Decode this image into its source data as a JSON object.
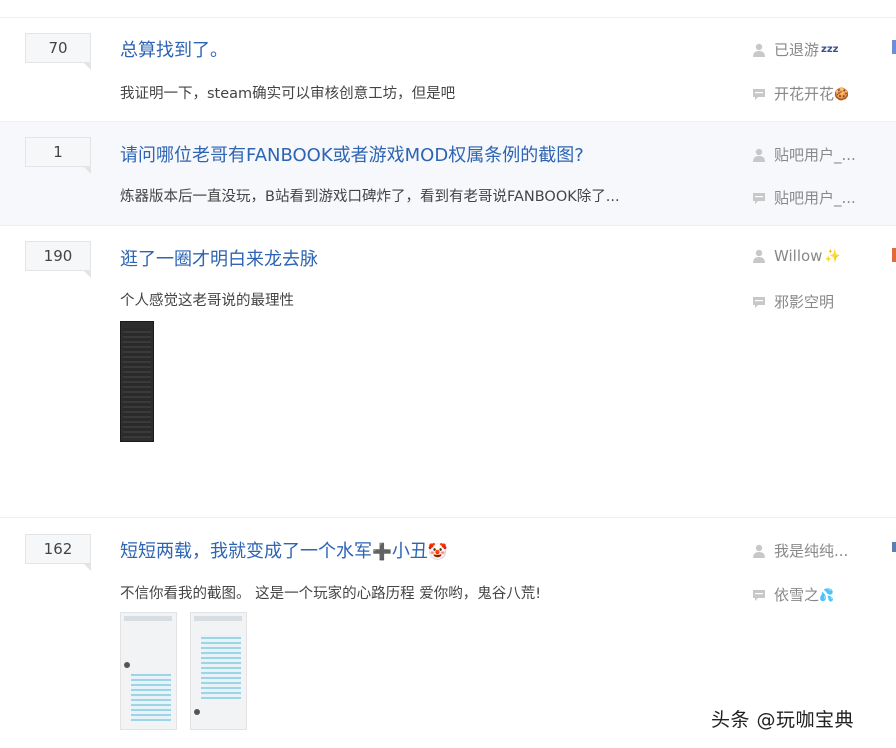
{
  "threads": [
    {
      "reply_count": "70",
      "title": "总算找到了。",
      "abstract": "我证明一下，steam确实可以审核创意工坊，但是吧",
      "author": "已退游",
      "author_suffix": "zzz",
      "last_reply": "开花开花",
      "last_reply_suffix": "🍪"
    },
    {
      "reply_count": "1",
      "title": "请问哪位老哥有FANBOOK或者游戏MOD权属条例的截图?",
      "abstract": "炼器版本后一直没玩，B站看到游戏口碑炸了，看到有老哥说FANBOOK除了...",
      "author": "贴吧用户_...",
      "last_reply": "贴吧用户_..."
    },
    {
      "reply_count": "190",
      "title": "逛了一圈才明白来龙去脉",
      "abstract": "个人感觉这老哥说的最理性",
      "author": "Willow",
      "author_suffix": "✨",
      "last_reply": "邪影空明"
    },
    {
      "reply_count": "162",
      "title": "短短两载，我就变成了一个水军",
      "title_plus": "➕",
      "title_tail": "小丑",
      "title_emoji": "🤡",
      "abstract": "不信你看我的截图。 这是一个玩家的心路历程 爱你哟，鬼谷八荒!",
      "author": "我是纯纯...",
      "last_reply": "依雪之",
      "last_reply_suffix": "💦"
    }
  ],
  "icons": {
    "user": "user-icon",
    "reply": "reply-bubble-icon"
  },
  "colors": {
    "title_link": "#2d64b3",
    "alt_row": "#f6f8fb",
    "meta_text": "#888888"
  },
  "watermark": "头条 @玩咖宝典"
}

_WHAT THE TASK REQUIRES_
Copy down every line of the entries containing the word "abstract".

_OUTPUT FOR THIS TASK_
      "abstract": "我证明一下，steam确实可以审核创意工坊，但是吧",
      "abstract": "炼器版本后一直没玩，B站看到游戏口碑炸了，看到有老哥说FANBOOK除了...",
      "abstract": "个人感觉这老哥说的最理性",
      "abstract": "不信你看我的截图。 这是一个玩家的心路历程 爱你哟，鬼谷八荒!",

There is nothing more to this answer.